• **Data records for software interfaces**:
────────────────────
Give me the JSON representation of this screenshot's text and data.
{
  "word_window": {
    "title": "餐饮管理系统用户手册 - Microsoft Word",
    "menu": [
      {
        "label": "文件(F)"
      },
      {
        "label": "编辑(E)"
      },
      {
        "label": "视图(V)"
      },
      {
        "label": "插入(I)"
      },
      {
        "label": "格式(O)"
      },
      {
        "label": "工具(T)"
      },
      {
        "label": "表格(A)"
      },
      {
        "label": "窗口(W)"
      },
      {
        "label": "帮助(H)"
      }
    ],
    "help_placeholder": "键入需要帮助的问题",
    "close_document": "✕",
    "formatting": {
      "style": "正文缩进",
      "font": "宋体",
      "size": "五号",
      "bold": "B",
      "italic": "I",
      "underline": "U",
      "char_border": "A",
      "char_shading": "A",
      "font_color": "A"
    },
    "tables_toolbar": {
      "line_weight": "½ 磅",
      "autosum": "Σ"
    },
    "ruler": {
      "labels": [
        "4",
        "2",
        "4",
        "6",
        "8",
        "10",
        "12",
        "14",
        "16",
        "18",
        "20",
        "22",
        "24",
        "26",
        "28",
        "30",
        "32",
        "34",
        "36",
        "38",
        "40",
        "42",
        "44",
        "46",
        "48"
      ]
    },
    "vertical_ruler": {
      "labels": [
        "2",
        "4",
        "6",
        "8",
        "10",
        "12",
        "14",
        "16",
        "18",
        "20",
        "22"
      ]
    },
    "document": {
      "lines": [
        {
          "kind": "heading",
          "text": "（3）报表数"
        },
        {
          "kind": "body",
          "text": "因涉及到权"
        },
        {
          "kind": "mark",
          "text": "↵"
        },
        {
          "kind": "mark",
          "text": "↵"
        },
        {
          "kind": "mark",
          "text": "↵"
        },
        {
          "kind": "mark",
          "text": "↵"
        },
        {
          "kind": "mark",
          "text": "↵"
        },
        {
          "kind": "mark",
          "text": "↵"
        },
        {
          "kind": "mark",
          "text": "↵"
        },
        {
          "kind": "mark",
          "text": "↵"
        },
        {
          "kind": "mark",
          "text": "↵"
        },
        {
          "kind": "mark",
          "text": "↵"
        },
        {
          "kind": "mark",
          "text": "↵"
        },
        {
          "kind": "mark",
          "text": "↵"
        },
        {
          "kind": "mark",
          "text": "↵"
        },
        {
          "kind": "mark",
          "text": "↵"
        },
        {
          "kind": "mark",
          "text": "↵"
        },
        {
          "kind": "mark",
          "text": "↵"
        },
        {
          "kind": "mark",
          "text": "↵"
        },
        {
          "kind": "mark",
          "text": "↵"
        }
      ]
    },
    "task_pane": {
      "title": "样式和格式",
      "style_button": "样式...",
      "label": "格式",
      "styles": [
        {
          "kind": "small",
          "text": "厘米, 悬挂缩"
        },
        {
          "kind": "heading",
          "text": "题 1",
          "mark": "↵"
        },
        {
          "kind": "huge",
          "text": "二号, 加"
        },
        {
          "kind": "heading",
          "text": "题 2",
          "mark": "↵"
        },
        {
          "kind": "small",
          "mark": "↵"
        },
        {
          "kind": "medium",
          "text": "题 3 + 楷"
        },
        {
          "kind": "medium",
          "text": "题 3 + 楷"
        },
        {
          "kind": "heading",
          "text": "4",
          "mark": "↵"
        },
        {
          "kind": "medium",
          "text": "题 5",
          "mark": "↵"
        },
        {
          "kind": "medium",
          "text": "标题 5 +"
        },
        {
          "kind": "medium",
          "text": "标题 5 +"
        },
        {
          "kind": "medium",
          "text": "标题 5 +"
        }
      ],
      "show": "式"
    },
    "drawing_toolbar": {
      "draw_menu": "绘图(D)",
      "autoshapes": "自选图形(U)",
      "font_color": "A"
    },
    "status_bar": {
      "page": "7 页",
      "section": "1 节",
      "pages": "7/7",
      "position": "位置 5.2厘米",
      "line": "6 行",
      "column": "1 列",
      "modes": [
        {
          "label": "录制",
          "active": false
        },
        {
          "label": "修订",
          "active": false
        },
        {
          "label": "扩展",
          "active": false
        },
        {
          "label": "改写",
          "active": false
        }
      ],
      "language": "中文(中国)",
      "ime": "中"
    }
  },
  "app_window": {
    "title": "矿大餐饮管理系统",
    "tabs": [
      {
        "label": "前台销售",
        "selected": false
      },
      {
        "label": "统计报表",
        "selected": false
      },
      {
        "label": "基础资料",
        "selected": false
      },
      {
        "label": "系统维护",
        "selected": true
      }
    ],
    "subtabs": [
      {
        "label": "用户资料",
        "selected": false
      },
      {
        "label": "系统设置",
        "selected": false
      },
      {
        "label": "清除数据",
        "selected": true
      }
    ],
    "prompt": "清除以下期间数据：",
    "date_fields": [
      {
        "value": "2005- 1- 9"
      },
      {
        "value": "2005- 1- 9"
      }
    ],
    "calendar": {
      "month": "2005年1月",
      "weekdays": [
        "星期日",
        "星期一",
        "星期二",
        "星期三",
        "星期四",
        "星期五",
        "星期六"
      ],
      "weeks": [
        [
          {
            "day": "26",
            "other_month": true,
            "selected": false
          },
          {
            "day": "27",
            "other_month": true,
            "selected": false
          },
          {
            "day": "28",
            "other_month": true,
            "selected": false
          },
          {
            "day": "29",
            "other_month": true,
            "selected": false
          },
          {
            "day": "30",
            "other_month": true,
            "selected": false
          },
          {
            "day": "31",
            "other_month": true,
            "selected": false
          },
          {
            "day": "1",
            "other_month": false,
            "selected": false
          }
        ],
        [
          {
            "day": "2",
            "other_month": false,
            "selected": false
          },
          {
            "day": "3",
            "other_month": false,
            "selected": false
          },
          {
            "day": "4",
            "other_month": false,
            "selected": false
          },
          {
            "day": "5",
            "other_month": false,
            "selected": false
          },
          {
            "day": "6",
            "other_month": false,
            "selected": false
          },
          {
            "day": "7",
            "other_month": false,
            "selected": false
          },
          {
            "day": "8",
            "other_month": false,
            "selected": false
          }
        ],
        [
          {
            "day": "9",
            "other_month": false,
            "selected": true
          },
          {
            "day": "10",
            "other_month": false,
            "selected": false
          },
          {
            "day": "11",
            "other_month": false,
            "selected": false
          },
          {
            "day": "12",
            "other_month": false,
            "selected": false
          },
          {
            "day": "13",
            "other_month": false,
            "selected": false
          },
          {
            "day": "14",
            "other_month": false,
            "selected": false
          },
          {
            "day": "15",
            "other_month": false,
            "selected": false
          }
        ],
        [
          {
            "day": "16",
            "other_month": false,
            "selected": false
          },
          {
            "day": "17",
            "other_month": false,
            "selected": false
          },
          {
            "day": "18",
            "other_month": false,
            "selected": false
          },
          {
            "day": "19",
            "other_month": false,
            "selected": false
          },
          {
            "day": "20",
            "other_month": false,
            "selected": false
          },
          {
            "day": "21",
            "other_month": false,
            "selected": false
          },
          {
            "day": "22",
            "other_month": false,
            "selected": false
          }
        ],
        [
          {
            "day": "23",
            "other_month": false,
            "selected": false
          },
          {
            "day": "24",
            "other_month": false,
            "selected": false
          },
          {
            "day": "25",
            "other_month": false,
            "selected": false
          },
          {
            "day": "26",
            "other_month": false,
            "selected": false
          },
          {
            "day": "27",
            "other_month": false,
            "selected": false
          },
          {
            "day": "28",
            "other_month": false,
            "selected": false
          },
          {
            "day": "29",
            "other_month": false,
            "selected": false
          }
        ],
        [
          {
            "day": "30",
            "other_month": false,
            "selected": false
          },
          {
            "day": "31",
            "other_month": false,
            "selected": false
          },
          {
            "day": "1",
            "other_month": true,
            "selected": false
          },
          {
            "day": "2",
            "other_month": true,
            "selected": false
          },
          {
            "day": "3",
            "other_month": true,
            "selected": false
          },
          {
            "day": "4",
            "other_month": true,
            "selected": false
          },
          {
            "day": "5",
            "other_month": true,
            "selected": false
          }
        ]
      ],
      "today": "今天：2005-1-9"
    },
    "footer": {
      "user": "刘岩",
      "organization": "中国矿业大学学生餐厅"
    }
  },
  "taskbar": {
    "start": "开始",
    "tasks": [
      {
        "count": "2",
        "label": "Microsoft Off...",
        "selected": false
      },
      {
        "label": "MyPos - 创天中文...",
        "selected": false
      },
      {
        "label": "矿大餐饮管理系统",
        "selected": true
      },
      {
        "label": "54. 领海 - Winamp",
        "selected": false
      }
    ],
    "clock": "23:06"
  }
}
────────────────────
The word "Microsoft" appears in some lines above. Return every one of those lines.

    "title": "餐饮管理系统用户手册 - Microsoft Word",
        "label": "Microsoft Off...",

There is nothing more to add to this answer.